Managing your time as a researcher
The demands of a PhD can often feel overwhelming, and it is not uncommon to hear of doctoral students being stressed and overworked. However, this does not have to be your experience. The PhD journey can also be an entirely manageable and pleasurable one if you plan well ahead of time.
Below are six key steps for ensuring you get everything done on time, while enjoying your PhD.
1. Accept that you cannot do everything
The first step is to understand and accept that there is no way you can possibly read everything you think you need to read, or do every experiment or piece of fieldwork that you think is essential. A PhD is a finite piece of work and you are not expected to create whole, perfect knowledge that will account for every eventuality. When you accept this and clearly define the parameters of your research, you will find that your reading list and research goals become much more manageable.
2. Establish key milestones
Some universities schedule assessments (sometimes called progression points) for their doctoral students at specific times in their programme, for example at the end of each year or midway through the PhD. Speak to your supervisor or senior PhD colleagues in your department to find out approximately what needs to be done at each stage.
For example, find out when you should be doing your fieldwork/data collection, performing analysis or writing your first chapter. Finding out these key points will clarify where you should be at each stage. You can then work backwards to decide what you need to be doing, and when, to meet those milestones.
3. Break down your to-do list
Technically, what is expected of you in your PhD can be accomplished within the timeframe that you have. It seems like a huge amount of work, but you can begin to lighten the load for yourself by breaking down what needs to be done into smaller manageable chunks.

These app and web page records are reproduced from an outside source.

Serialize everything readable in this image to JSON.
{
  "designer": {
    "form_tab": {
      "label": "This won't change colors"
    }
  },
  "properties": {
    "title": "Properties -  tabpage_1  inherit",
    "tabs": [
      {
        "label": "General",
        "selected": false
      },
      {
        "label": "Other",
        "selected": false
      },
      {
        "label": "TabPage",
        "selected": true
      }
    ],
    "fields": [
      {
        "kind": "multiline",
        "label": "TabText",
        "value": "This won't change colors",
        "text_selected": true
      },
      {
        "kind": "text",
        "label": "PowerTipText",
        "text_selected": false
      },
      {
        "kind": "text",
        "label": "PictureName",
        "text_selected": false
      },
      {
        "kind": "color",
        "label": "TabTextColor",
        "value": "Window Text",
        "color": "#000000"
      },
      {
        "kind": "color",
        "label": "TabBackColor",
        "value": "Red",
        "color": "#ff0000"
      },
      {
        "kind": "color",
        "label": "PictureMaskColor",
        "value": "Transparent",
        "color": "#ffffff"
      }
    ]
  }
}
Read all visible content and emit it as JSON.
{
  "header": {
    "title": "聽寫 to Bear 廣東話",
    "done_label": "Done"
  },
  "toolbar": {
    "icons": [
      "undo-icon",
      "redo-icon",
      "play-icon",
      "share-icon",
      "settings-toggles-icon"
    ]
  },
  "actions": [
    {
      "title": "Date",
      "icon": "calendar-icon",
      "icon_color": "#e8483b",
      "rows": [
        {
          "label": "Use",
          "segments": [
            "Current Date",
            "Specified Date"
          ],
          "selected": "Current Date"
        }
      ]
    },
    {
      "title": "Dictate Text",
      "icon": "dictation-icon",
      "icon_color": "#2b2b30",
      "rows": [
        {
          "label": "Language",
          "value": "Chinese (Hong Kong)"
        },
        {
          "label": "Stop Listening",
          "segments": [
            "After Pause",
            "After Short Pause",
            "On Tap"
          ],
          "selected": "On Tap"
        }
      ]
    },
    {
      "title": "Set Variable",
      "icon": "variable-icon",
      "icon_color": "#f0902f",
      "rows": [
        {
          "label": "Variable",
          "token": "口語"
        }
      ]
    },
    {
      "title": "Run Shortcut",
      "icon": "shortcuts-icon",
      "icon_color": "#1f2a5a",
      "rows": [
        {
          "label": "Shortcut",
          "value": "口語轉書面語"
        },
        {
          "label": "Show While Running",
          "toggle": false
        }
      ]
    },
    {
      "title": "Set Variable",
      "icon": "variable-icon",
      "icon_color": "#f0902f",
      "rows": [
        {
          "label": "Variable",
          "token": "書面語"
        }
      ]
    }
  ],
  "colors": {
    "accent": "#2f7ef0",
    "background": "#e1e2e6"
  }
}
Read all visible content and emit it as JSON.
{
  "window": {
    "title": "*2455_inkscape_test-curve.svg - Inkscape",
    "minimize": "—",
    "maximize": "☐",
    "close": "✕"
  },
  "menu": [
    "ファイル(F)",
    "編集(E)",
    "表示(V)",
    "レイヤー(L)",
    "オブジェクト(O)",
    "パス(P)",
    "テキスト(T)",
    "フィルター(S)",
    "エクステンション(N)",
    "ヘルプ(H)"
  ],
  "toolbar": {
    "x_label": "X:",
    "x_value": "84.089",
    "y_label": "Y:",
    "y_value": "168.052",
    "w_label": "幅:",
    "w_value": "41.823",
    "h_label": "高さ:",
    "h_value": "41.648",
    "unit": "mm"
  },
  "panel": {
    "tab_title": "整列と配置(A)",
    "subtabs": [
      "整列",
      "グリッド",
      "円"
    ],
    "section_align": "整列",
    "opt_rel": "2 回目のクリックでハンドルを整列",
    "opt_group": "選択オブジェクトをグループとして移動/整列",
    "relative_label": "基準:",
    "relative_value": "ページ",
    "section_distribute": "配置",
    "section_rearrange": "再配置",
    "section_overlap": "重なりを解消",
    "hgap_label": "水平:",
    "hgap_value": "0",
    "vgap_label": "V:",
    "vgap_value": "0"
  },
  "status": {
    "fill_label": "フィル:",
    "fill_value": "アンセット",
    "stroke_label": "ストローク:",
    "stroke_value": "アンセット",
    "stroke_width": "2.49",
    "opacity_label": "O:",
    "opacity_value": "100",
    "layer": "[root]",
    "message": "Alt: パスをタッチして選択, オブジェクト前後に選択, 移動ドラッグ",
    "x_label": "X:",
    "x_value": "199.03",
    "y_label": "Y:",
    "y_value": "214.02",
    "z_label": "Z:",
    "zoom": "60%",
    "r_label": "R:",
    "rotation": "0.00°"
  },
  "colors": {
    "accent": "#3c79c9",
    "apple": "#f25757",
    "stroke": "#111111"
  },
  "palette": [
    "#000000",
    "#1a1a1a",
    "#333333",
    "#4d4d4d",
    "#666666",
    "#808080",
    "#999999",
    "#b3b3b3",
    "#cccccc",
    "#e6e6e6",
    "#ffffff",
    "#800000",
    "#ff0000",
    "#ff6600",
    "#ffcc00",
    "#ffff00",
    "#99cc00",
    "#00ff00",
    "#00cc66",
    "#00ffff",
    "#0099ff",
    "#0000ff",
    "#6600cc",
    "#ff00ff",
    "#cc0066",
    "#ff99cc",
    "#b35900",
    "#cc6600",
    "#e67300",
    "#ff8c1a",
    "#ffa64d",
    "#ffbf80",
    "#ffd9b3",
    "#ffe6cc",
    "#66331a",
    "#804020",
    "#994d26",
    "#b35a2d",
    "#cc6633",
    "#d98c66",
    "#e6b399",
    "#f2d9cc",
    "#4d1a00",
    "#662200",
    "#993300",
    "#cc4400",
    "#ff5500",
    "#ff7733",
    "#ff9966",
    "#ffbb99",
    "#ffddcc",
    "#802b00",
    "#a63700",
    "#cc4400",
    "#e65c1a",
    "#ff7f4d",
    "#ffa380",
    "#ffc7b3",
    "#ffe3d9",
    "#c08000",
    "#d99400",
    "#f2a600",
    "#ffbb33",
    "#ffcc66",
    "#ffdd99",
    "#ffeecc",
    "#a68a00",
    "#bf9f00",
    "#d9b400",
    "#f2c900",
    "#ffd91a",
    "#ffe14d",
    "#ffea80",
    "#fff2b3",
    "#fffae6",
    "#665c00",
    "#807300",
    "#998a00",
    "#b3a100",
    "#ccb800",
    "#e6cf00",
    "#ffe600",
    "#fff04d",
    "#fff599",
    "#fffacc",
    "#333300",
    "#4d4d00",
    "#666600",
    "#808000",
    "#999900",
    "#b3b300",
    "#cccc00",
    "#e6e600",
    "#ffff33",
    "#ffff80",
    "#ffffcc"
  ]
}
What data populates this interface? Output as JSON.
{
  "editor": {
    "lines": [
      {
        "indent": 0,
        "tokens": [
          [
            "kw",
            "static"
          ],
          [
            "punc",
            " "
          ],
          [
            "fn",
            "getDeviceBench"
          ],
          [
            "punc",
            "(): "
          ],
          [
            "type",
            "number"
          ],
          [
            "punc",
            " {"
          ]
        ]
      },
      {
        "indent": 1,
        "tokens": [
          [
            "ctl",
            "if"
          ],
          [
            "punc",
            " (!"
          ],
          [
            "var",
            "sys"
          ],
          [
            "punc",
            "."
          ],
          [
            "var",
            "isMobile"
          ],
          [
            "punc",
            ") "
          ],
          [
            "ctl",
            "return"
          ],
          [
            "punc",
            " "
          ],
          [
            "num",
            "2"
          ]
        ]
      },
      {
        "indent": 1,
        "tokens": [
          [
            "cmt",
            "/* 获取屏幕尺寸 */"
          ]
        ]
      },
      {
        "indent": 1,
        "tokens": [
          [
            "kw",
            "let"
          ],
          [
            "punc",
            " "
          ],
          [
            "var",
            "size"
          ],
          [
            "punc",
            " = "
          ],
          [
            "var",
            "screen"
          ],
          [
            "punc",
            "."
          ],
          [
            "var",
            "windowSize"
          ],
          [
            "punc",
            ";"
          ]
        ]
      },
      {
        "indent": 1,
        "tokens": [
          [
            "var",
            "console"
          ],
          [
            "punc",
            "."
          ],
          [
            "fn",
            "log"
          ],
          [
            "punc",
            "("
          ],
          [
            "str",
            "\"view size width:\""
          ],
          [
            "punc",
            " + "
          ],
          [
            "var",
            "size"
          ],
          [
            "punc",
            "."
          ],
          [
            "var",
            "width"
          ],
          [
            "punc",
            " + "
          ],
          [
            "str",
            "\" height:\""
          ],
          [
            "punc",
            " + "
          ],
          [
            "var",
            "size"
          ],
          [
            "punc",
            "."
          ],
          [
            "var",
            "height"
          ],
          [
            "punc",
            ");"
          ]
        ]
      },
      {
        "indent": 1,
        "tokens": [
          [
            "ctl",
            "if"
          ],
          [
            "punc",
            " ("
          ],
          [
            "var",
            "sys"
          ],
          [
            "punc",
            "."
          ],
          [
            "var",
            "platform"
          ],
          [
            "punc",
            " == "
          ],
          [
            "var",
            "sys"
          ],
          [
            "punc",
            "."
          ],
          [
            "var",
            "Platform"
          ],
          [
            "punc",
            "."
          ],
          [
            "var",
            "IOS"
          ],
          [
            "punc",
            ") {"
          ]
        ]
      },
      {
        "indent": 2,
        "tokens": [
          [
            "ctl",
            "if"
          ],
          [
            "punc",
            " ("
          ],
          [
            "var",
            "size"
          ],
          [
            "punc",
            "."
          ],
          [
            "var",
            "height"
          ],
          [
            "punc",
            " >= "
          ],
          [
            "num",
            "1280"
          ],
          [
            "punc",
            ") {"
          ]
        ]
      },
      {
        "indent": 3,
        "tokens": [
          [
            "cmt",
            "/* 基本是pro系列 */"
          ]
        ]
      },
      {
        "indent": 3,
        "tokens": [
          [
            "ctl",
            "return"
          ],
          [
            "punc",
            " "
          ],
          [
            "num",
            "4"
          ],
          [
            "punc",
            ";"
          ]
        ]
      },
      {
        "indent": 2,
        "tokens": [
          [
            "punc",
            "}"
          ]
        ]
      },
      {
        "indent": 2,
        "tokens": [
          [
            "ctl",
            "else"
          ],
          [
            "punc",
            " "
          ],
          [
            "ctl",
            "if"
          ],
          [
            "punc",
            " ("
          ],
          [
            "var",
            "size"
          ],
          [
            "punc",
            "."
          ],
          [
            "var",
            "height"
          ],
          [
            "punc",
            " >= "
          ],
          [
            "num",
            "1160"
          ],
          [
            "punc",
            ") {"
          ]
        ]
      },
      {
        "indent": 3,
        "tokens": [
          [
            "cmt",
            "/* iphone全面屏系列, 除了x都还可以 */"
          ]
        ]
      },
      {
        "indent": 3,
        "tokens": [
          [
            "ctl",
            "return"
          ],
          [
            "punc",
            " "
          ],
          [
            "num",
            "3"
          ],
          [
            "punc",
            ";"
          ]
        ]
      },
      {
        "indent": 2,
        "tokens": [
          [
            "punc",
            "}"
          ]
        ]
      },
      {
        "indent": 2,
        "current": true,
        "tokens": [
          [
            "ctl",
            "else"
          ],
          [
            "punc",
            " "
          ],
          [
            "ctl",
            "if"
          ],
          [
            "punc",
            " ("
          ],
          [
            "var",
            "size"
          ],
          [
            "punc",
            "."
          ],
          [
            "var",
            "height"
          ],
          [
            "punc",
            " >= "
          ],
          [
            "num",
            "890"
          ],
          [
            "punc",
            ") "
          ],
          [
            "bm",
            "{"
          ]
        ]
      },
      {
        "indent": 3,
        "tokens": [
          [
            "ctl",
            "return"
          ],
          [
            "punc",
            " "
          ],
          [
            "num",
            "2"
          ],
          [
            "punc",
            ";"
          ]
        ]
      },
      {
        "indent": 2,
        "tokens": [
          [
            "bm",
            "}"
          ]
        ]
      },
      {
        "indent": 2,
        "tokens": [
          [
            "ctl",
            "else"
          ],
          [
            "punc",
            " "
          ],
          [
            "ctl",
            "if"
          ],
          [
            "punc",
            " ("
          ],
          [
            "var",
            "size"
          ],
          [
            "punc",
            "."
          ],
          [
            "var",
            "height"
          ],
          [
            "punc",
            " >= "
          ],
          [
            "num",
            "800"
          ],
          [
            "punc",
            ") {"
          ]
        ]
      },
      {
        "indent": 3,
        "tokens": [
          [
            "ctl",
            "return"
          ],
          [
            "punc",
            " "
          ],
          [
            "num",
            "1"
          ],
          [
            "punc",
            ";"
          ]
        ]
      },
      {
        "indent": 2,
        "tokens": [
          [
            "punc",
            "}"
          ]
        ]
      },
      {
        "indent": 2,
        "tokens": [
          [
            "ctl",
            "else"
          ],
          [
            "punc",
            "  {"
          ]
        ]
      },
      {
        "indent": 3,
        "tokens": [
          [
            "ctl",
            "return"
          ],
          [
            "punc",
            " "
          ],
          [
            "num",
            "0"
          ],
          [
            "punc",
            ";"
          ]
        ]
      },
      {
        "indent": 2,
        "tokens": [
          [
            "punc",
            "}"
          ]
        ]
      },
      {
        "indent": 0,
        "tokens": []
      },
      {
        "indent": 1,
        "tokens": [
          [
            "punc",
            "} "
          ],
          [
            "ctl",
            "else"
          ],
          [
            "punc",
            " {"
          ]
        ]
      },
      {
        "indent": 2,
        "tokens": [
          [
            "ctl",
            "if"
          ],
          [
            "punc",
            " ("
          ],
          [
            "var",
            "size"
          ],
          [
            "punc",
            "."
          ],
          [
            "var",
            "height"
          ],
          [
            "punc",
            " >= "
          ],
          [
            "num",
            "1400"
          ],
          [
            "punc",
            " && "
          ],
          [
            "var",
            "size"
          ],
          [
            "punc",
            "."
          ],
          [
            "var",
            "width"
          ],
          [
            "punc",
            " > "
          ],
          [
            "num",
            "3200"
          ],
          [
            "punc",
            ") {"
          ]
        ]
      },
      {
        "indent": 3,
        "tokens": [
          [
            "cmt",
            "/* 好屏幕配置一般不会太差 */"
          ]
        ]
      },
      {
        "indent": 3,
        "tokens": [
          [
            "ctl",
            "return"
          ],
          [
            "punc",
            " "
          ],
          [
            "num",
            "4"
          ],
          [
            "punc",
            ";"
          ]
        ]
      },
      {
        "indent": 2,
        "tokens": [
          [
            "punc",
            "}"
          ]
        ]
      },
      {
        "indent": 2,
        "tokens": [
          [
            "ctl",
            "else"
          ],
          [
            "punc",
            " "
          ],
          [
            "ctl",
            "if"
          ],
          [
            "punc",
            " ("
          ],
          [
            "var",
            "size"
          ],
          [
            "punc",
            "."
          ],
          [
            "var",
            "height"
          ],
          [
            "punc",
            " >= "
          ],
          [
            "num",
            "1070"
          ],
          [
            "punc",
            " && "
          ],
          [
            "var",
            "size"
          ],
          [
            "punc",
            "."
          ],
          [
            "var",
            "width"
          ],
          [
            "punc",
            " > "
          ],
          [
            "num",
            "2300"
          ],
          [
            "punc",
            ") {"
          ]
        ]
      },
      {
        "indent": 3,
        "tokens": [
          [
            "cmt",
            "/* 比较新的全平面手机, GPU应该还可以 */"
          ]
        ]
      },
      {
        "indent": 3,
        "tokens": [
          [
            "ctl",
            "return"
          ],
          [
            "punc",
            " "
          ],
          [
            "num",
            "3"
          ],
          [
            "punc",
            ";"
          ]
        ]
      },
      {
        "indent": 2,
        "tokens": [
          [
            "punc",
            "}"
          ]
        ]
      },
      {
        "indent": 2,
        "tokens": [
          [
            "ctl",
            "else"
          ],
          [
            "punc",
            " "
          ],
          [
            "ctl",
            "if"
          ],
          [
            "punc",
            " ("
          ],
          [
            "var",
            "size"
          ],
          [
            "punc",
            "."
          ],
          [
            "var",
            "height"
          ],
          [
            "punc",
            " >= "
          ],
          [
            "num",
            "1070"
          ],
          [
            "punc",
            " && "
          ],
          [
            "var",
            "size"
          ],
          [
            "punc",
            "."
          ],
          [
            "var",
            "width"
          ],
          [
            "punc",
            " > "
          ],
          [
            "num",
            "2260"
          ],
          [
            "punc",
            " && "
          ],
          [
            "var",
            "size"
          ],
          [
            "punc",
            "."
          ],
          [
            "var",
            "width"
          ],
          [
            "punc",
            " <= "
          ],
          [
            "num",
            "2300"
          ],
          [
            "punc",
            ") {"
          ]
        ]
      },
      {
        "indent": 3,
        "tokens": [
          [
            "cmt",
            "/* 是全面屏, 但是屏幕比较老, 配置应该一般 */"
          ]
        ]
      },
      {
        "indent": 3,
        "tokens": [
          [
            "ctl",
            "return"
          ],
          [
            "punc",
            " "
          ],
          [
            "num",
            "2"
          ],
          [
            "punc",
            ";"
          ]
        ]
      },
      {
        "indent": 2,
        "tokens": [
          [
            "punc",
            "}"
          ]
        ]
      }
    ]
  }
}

Deal with tasks one stage at a time. For example, determine the tasks you need to do for your data collection/fieldwork and allocate specific periods of time for each task. You can then break down these tasks further into a monthly or weekly schedule. By doing this, you’ll feel more confident about what you can practically achieve on a day-to-day basis.
4. Steady wins the race
Know that you do not necessarily have to be working a crazy number of hours, all day every day, to do good research. Some academics recommend working approximately 40 hours a week, as you would for a normal job, but understand that each person has their own way of working and may require slightly more or less at different stages of the PhD.
More important than trying to clock in a set number of working hours is to work steadily at a pace that suits you best. For example, you may accomplish more by working only four focused hours every weekday, than by trying to do everything at once or forcing yourself to work long hours at the last minute to meet a deadline.
5. Be realistic
To ensure that you are able to work at a consistent, steady pace, be honest and realistic about your working habits and pace. If you know that it takes you a full day to write 500 words, don’t aim to write a 3000-word essay in two days! You will not only set yourself up to fail but will also create a tremendous amount of pressure on yourself. Your mental health will suffer and the PhD will become something you dread.
Instead, when planning your working schedule, always give yourself more time than you think you need. This extra time can cover any unexpected issues that may arise and give you more space to work peacefully and steadily. If you finish ahead of time, give yourself some well-deserved time off!
6. Find time for rest
Although this can often feel counterintuitive, taking time off is one of the best things you can do for yourself in the long term. Forcing yourself to keep working – whether it’s reading another journal or writing another few hundred words – may seem like you’re making progress, but if you are tired and burnt out, you may end up making mistakes or having to redo the work.
Take a full, regular break from your PhD every evening or weekend to rest and recharge. You’ll find that when you’re rested, you will return to your work with clearer perspectives, more energy and ultimately will be able to accomplish more in less time.